Octane Fitness, LLC v. ICON Health and Fitness, Inc. and Highmark, Inc. v. Allcare Health Mgmt. Sys. Inc.
The determination of whether a case is “exceptional” under the attorney fee-shifting provision of The Patent Act is left to a broad discretion of the District Court.
In two slip opinions rendered April 29, 2014, SCOTUS addressed issues regarding awarding attorneys fees under 35 U.S.C. § 285 to prevailing parties in “exceptional” patent infringement cases. Under 35 U.S.C. § 285, a District Court is authorized to award attorney’s fees to prevailing parties in “exceptional cases.” The CAFC had used a Brooks Furniture standard defining an “exceptional case as one which involves “material inappropriate conduct” or is both “objectively baseless” and “brought in subjective bad faith.” Under the Brooks Furniture standard, an exceptional case must be established by clear and convincing evidence.

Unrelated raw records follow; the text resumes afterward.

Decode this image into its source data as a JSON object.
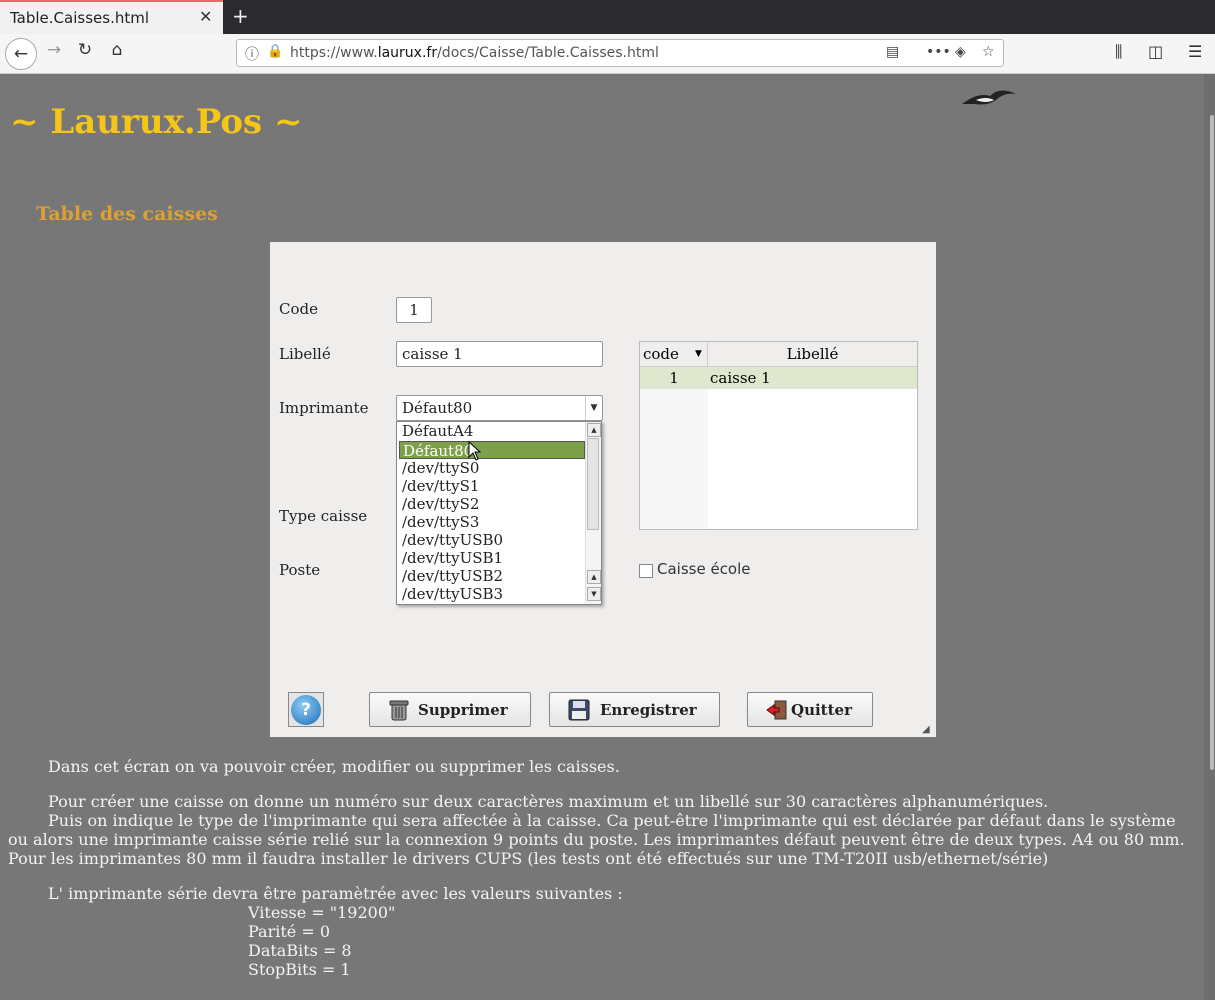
{
  "browser": {
    "tab_title": "Table.Caisses.html",
    "tab_close": "✕",
    "new_tab": "+",
    "url_prefix": "https://www.",
    "url_domain": "laurux.fr",
    "url_path": "/docs/Caisse/Table.Caisses.html",
    "url_more": "•••"
  },
  "page": {
    "title": "~ Laurux.Pos ~",
    "section_heading": "Table des caisses"
  },
  "form": {
    "labels": {
      "code": "Code",
      "libelle": "Libellé",
      "imprimante": "Imprimante",
      "type_caisse": "Type caisse",
      "poste": "Poste"
    },
    "code_value": "1",
    "libelle_value": "caisse 1",
    "imprimante_value": "Défaut80",
    "printer_options": [
      "DéfautA4",
      "Défaut80",
      "/dev/ttyS0",
      "/dev/ttyS1",
      "/dev/ttyS2",
      "/dev/ttyS3",
      "/dev/ttyUSB0",
      "/dev/ttyUSB1",
      "/dev/ttyUSB2",
      "/dev/ttyUSB3"
    ],
    "selected_option": "Défaut80",
    "table": {
      "headers": [
        "code",
        "Libellé"
      ],
      "rows": [
        {
          "code": "1",
          "libelle": "caisse 1"
        }
      ]
    },
    "caisse_ecole_label": "Caisse école",
    "buttons": {
      "help": "?",
      "delete": "Supprimer",
      "save": "Enregistrer",
      "quit": "Quitter"
    }
  },
  "body_text": {
    "p1": "Dans cet écran on va pouvoir créer, modifier ou supprimer les caisses.",
    "p2": "Pour créer une caisse on donne un numéro sur deux caractères maximum et un libellé sur 30 caractères alphanumériques.",
    "p3": "Puis on indique le type de l'imprimante qui sera affectée à la caisse. Ca peut-être l'imprimante qui est déclarée par défaut dans le système ou alors une imprimante caisse série relié sur la connexion 9 points du poste. Les imprimantes défaut peuvent être de deux types. A4 ou 80 mm. Pour les imprimantes 80 mm il faudra installer le drivers CUPS (les tests ont été effectués sur une TM-T20II usb/ethernet/série)",
    "p4": "L' imprimante série devra être paramètrée avec les valeurs suivantes :",
    "serial_settings": [
      "Vitesse = \"19200\"",
      "Parité = 0",
      "DataBits = 8",
      "StopBits = 1"
    ]
  },
  "colors": {
    "page_bg": "#777777",
    "title": "#f5c518",
    "heading": "#e0a030",
    "selection": "#7fa04a",
    "row_highlight": "#dfe8cf"
  }
}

In the opinion delivered by Justice Sotomayor, the Court, in a 9-0 decision, construed the term “exceptional” in its plain and ordinary meaning and held that exceptional means “uncommon,” “rare,” and “not ordinary.” The Court held that the CAFC has applied too rigid of a standard in determining whether a case is an exception case and rejected the Brooks Furniture standard.
According to Justice Sotomayor, the § 285 statute is “patently clear” and imparts flexibility on the District Court to decide whether a case is exceptional. Octane, slip op. at 7. “[A]n ‘exceptional’ case is simply one that stands out from others with respect to the substantive strength of a party’s litigating position (considering both the governing law and the facts of the case) or the unreasonable manner in which the case was litigated.” Id. at 7-8. Therefore, the intent of the statute only requires that the litigation present either subjective bad faith or exceptionally meritless claims. Additionally, the Court held that a preponderance of the evidence standard is the appropriate standard to use to establish entitlement of fees, rather than a clear and convincing evidence standard. Id. at 11.
Reversed and Remanded
In this opinion, also delivered by Justice Sotomayor, the Court used the Octane case as precedent to unanimously hold that “an appellate court should apply an abuse-of-discretion standard in reviewing all aspects of a district court’s § 285 determination.” Highmark, slip op. at 5.
Vacated and Remanded
Note: The holdings in these cases, relaxing the standard required for district courts to determine whether a case is “exceptional” may aid in thwarting certain “patent trolls” from asserting patent claims that are meritless or brought in bad faith. Stay tuned to see how these rulings affect the litigation process, the legislative process regarding patent reform, and if the holdings will actually send the trolls back under the bridge or if the trolls will just find another way out.